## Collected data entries
■ ■ ■ ■

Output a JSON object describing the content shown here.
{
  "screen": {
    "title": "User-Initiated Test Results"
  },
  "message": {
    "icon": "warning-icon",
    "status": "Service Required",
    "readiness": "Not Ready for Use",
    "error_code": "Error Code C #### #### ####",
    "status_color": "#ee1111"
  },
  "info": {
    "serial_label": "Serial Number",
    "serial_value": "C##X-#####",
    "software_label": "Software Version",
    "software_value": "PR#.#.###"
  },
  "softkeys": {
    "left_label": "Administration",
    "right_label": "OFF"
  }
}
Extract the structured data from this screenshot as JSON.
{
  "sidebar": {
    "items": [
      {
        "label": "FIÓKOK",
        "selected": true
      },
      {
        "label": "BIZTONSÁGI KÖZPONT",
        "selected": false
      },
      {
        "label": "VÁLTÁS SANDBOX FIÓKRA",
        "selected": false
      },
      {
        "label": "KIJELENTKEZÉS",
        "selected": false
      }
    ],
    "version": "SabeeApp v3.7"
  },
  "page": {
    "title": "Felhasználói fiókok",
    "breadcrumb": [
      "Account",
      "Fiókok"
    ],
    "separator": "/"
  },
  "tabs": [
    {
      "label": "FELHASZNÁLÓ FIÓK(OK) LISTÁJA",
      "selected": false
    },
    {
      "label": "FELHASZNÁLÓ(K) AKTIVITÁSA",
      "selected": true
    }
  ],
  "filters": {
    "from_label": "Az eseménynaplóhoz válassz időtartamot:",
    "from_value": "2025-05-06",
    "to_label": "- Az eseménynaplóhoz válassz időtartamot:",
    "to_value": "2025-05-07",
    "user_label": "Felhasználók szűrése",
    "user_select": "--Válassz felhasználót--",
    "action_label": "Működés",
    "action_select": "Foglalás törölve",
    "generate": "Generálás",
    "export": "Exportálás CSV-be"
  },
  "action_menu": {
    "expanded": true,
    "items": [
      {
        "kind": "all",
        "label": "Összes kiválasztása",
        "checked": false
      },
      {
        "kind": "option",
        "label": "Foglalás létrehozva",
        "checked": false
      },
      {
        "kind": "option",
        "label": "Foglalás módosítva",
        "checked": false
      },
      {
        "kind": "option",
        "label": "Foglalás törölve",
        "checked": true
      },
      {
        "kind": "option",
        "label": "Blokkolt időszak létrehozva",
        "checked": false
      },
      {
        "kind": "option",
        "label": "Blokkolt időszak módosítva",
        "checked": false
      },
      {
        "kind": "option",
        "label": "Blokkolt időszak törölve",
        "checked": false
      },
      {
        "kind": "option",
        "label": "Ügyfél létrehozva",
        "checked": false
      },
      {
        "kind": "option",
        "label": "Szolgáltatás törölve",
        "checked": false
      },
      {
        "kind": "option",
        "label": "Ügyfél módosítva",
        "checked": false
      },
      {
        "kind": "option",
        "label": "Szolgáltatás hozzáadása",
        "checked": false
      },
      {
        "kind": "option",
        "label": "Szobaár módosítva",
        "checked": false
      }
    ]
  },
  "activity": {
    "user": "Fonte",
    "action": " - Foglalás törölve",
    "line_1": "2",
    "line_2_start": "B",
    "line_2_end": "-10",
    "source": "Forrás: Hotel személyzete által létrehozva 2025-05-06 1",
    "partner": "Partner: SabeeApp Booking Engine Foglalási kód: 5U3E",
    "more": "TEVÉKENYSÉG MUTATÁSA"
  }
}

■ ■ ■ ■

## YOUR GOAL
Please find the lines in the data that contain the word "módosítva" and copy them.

## TASK SOLUTION
        "label": "Foglalás módosítva",
        "label": "Blokkolt időszak módosítva",
        "label": "Ügyfél módosítva",
        "label": "Szobaár módosítva",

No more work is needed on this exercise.